December 20, 2014
20. Aphex Twin
Lest anyone had forgotten that Richard D James sat right at the top of the electronic music pyramid, the Cornish producer set the cat amongst the pigeons with his first album in 13 years. Presented as a triple vinyl LP in an irresistible triptych sleeve, Syro sees the producer cover slouching funk, frenzied acid, braindance and breaks in inimitable Aphex style.
19. Theo Parrish
It’s snuck out just in time to make the cut and boy it make an impact. Aside from the somewhat tiresome conversations about pricing, the music is equally substantial, with nine huge tracks unfolding in set pieces that almost need to be taken one at a time, like a room full of vast and devastating paintings that you’d never be able to digest in one go. In that sense it’s perhaps better approached as a series of 12”s that require your full participation as a listener, as tracks like ‘Fallen Funk’ and ‘Be In Yo Self’ mutate with uncompromising muscularity. Observe first and then find your way in, American Intelligence rewards the bold and open-minded.
18. Bing & Ruth
Tomorrow Was The Golden Age
Bass, clarinet, cello and piano, fed through tape-delay, for an album that’s moving in two senses of the word: a richly affecting compound of tone, transportive and flowing in the way a glacier might be, given time. The neither modern classical nor ambient project is led by pianist and composer David Moore from New York, and it demands a proper listen.
17. Sun Kil Moon
Mark Kozelek’s gloomy creative spirit continues with his most personal and emotionally taxing album by a country mile. His world-weary lyrics almost entirely centre around death – the passing of relatives, friends, strangers and children. Unreservedly but tenderly laying bare his deepest emotions and fears, Kozelek’s almost confessional journey with Benji leaves you with the feeling that even when life is ugly and unjust, it can be endearingly wry.
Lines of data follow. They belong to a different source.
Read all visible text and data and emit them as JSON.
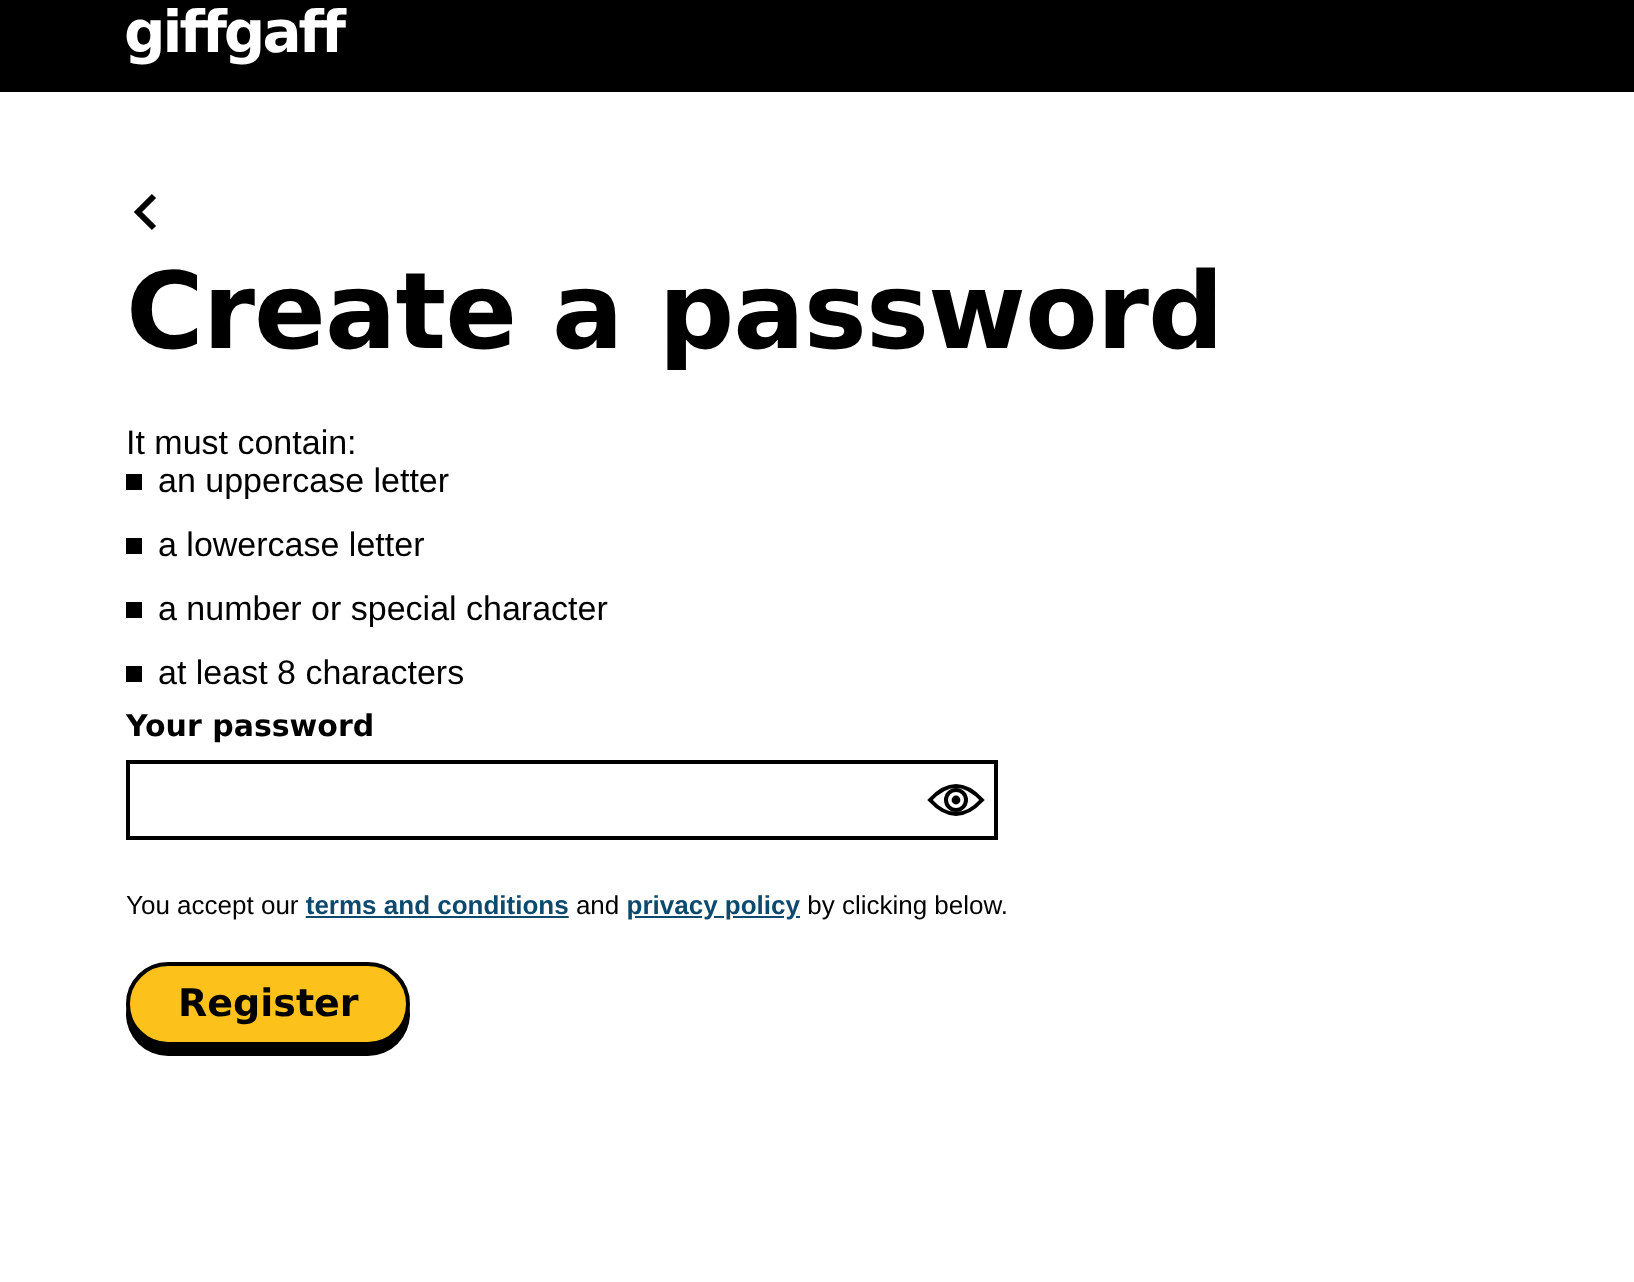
{
  "header": {
    "logo": "giffgaff"
  },
  "title": "Create a password",
  "requirements": {
    "intro": "It must contain:",
    "items": [
      "an uppercase letter",
      "a lowercase letter",
      "a number or special character",
      "at least 8 characters"
    ]
  },
  "password": {
    "label": "Your password"
  },
  "consent": [
    {
      "kind": "text",
      "text": "You accept our "
    },
    {
      "kind": "link",
      "text": "terms and conditions"
    },
    {
      "kind": "text",
      "text": " and "
    },
    {
      "kind": "link",
      "text": "privacy policy"
    },
    {
      "kind": "text",
      "text": " by clicking below."
    }
  ],
  "buttons": [
    "Register"
  ]
}
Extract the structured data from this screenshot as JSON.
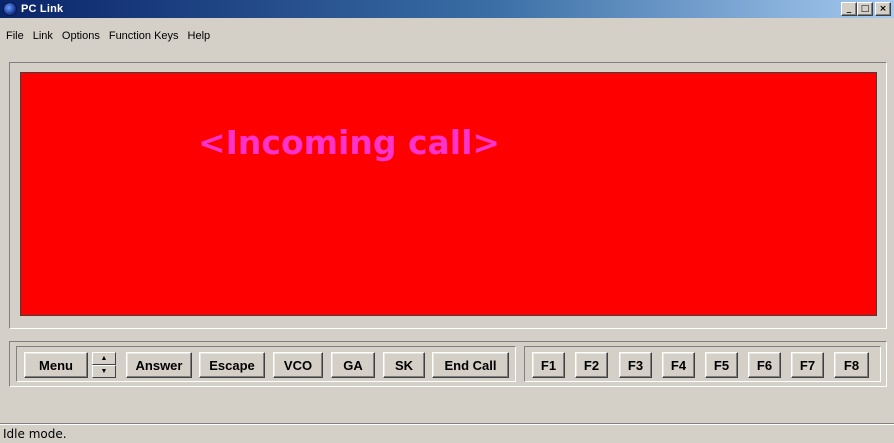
{
  "window": {
    "title": "PC Link",
    "minimize_glyph": "_",
    "maximize_glyph": "□",
    "close_glyph": "×"
  },
  "menu": [
    "File",
    "Link",
    "Options",
    "Function Keys",
    "Help"
  ],
  "display": {
    "message": "<Incoming call>",
    "background_color": "#ff0000",
    "text_color": "#ff33cc"
  },
  "controls": {
    "menu_label": "Menu",
    "answer_label": "Answer",
    "escape_label": "Escape",
    "vco_label": "VCO",
    "ga_label": "GA",
    "sk_label": "SK",
    "end_call_label": "End Call"
  },
  "function_keys": [
    "F1",
    "F2",
    "F3",
    "F4",
    "F5",
    "F6",
    "F7",
    "F8"
  ],
  "status": {
    "text": "Idle mode."
  }
}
Who would have thought that naming yourself after one of the first domesticated ruminants, dressing like a garish outernational circus and channeling Swedish voodoo traditions and ethnomusicology would have been a path to wide spread acclaim? There was also some skepticism about Goat’s ability to follow up on their stellar debut, but the vital energy and amped up psychedelia of their live show does indeed translate here and ultimately made Commune a highlight of the year.